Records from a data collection

--- --- ---

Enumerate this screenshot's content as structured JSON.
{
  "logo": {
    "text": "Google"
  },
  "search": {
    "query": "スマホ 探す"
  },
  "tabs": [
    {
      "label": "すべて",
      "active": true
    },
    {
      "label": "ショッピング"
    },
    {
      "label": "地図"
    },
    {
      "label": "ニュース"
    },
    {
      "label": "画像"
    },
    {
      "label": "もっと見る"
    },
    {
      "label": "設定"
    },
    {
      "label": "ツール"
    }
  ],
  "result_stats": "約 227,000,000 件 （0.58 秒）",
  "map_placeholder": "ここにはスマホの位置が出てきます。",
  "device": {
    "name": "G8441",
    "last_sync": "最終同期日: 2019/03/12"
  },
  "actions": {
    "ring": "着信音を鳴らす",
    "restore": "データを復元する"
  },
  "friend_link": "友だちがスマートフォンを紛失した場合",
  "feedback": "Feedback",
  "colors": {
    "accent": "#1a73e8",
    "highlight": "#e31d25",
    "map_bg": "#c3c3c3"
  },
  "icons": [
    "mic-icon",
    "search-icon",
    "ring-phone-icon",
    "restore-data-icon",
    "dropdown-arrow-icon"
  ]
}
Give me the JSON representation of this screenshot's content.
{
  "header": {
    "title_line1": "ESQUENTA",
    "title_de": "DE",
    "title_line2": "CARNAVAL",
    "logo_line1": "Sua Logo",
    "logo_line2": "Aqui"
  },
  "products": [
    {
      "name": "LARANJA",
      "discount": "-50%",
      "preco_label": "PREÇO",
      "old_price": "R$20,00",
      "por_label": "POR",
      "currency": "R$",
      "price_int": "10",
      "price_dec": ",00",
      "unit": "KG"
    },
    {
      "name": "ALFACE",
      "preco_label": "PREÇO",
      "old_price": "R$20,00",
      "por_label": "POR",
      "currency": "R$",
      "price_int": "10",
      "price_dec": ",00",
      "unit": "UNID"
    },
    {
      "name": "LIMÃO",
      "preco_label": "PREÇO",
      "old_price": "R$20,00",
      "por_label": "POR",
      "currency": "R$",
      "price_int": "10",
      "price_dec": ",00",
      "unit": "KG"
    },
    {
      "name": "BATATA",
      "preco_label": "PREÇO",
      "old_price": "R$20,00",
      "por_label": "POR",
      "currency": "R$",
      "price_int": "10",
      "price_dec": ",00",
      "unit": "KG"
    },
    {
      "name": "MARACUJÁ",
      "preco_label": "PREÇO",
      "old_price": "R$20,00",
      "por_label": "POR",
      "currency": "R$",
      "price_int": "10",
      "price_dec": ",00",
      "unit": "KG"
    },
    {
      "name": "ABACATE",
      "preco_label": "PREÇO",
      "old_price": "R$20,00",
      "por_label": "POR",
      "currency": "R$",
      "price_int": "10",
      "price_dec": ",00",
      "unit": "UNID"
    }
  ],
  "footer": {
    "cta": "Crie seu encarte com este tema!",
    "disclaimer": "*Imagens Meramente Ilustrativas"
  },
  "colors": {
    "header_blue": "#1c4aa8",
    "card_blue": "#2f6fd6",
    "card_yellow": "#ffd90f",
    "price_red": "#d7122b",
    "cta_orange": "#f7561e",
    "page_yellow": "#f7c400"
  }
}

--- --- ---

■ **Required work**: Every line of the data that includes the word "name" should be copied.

■ **Solution for this task**:
    "name": "G8441",
      "name": "LARANJA",
      "name": "ALFACE",
      "name": "LIMÃO",
      "name": "BATATA",
      "name": "MARACUJÁ",
      "name": "ABACATE",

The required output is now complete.